Severe bleeding which can involve the lungs is a very serious complication
Density of Reports
The map shows the density of confirmed cases of leptospirosis for the past three years.
This is not necessarily an indication of what areas the disease is more prevalent in, as the data captured by these labs is likely to be a small proportion of the suspected number of dogs that might be affected by the disease.
This is, however, an indication that this disease is present in the UK and if vaccination rates drop, we are likely to see an increase in the number of dogs being affected by this dangerous disease.
Speak to your vet about how to make sure your dog is protected against leptospirosis
The map shows the relative proportion of PCR-confirmed canine leptospirosis cases by region, submitted to SAVSNET-participating veterinary diagnostic laboratories over the last 3 years. Other tests such as MAT test are more commonly undertaken but can be difficult to interpret and therefore have been excluded. Grey regions are areas where no data is available. Recognition of the disease often depends on in-depth diagnostic testing of appropriate cases and more.

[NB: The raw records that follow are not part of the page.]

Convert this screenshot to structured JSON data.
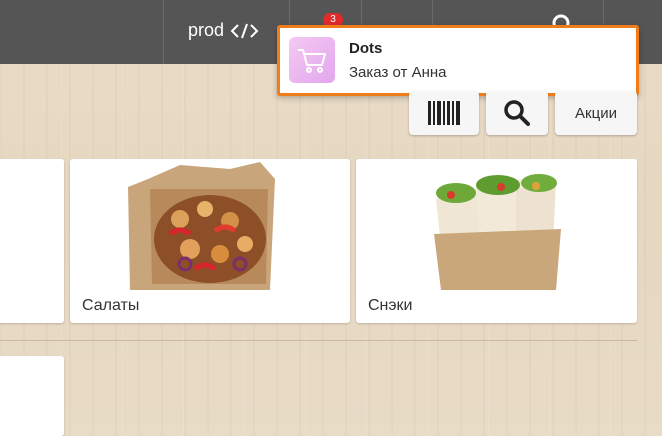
{
  "header": {
    "prod_label": "prod",
    "notification_count": "3"
  },
  "notification": {
    "title": "Dots",
    "message": "Заказ от Анна",
    "icon": "cart-icon"
  },
  "toolbar": {
    "barcode_icon": "barcode-icon",
    "search_icon": "search-icon",
    "promo_label": "Акции"
  },
  "categories": [
    {
      "label": ""
    },
    {
      "label": "Салаты"
    },
    {
      "label": "Снэки"
    }
  ]
}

Data provided by the Small Animal Veterinary Surveillance Network (www.liverpool.ac.uk/savsnet) at the University of Liverpool, under licence by the British Small Animal Veterinary Association. Interpretation of data is MSD Animal Health’s own.

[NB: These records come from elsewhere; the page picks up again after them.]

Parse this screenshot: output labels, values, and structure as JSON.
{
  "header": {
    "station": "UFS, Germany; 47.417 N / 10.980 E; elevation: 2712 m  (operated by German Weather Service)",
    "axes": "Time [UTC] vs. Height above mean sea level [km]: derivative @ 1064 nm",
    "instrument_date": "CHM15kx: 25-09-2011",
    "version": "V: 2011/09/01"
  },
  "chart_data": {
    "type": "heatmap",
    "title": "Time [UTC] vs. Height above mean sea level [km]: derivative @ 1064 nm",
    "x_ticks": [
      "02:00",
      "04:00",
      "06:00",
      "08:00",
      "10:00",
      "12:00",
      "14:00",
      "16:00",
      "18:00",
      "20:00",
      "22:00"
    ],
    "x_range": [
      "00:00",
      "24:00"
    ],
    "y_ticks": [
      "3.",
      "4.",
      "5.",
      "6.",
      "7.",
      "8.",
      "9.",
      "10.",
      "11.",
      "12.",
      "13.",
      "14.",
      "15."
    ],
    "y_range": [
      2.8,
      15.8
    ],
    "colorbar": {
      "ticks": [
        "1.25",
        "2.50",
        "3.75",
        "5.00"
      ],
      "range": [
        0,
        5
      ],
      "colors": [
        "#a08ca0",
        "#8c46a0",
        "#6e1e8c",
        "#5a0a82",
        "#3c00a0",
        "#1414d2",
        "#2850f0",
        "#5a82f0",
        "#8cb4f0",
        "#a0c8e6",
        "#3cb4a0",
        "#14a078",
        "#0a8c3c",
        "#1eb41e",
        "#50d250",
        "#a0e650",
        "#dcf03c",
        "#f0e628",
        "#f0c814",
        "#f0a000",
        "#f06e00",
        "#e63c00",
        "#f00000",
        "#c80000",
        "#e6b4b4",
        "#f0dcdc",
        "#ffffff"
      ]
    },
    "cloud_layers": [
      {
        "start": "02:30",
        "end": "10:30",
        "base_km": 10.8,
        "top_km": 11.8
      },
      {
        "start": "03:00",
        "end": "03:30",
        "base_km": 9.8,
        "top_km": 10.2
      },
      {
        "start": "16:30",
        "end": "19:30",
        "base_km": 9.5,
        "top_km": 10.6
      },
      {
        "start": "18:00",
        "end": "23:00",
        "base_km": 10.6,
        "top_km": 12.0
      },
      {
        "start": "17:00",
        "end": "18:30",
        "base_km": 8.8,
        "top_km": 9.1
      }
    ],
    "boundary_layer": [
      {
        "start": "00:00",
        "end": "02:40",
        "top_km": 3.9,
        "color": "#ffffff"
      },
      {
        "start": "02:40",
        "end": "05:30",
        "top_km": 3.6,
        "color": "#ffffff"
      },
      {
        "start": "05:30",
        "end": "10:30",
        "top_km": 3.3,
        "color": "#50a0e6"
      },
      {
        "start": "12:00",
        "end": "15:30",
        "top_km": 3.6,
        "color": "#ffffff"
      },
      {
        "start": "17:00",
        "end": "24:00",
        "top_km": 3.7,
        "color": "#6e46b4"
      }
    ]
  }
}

How is it spread?
After ingestion of the bacteria, the leptospires enter the blood stream via the mucous membranes. This is followed by a rapid replication in several tissues such as the kidney, liver and spleen. The bacteria is then excreted via the animal’s urine back into the environment.
Prevention and Control
Prevention through vaccination is far better than cure not least when the disease is potentially fatal, hard to diagnose and treat. There are two available lepotspirosis vaccines, that offer protection against the different lepto strains circulating in the UK. Your vet will be able to advise the most appropriate for your dog.
It is important to re-vaccinate your dog on a yearly basis against this disease to continue the optimum level of protection - studies have shown that protection starts to wane after 12 months. Expert advice by the British Small Animal Veterinary Association is that leptospirosis should be considered core for vaccination of dogs in the United Kingdom. Based on a consideration of breed and lifestyle factors in dogs that have developed the disease, leptospirosis vaccination is usually recommended for all UK dogs. Please contact your vet regarding further advice on vaccination against leptospirosis.